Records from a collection
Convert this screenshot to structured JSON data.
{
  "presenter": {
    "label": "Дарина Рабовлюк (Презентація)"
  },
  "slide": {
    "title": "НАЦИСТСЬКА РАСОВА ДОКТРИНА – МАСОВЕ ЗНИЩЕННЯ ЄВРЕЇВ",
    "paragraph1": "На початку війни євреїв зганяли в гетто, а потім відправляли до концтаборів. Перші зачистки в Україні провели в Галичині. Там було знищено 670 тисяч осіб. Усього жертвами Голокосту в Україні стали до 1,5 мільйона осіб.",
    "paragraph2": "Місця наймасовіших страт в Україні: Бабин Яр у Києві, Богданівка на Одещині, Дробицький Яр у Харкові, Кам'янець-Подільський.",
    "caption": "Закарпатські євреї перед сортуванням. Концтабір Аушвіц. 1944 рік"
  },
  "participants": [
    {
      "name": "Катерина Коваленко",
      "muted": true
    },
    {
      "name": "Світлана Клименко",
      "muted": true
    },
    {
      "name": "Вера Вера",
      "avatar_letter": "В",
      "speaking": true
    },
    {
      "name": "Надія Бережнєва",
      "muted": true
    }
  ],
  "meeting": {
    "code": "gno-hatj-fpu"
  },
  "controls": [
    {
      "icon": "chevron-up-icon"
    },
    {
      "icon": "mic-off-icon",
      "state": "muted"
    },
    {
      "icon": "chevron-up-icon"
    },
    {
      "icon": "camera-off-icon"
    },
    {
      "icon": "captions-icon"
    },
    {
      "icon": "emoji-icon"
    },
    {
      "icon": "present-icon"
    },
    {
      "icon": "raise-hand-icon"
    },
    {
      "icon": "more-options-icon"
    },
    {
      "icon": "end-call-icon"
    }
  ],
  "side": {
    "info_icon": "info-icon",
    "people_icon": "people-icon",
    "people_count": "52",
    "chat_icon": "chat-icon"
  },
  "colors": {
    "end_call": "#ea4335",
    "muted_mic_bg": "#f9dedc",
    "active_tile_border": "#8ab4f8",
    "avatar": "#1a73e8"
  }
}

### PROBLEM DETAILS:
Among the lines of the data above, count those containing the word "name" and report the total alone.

### OUTPUT OF THE EXERCISE:
4